A new mobile phone app can help heart attack victims by locating CPR-trained people.
Researchers in Sweden have begun using a mobile notification system, called SMS Lifesavers, to find volunteers trained in CPR from the surrounding area to help cardiac arrest victims. CPR can be used to resuscitate people in such an emergency before first responders can arrive, potentially saving lives. The researchers recently published their findings in the New England Journal of Medicine.
App used by researchers increased number of people providing CPR by 30 percent.
According to Dr Jacob Hollenberg, cardiologist and associate professor at the Center for Resuscitation Science at the University of Gothenburg, no other method has shown as high an increase in the number of passersby providing emergency medical aid. Thanks to the effectiveness of the system, CPR was administered 62 percent of the time before an ambulance showed up, as opposed to 48 before the introduction of the app. This is important because, as determined by a larger companion study to this one, patients showed a 30-day survival rate of over ten percent when someone provided CPR, as opposed to only four percent for those not helped by bystanders. More traditional methods used throughout the world, like public mass training, are important but have been less effective in increasing CPR assistance according to Hollenberg.

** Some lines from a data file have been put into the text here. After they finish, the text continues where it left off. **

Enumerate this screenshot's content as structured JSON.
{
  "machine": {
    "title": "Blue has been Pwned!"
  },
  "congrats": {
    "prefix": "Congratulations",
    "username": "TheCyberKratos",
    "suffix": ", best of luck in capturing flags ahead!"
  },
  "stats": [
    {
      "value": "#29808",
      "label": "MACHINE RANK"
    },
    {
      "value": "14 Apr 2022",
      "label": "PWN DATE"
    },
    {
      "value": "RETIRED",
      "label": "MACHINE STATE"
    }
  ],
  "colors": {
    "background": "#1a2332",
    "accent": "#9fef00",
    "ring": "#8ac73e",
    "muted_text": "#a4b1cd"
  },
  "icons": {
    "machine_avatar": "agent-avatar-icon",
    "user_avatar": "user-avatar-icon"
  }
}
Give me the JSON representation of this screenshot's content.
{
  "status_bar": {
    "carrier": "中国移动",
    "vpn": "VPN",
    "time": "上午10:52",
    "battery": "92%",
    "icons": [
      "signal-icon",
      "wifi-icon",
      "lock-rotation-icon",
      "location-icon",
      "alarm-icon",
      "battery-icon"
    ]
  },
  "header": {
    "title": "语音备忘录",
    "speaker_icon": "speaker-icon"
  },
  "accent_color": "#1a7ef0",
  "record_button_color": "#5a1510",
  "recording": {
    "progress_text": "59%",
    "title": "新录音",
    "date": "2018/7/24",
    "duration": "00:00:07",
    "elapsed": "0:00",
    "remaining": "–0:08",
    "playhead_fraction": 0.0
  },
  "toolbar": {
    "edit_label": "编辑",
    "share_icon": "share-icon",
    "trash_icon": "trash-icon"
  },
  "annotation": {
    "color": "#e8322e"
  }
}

App uses same kind of cell phone positioning system as friend finder apps and GPS tracking.
The SMS Lifesavers app employs the same type of positioning systems as existing friend finder apps. Once it was up and running, about 6,000 people outside the healthcare field who knew CPR began participating, with 4,000 more joining them over the length of the study. It would be relatively easy to have other versions of this app anywhere in the Western world, as long as local governments allow it.
An app like this one for the U.S. can be made, but needs government green light.
The United States government needs to provide permission for an emergency mobile app to be made before it can come to fruition. Bystanders only typically give CPR before ambulances arrive around 40% of the time in the US, and increasing that percentage could save lives. Restoring heart rhythms early can drastically reduce the time the victim spends deprived of oxygen, reducing the likelihood of permanent damage or death.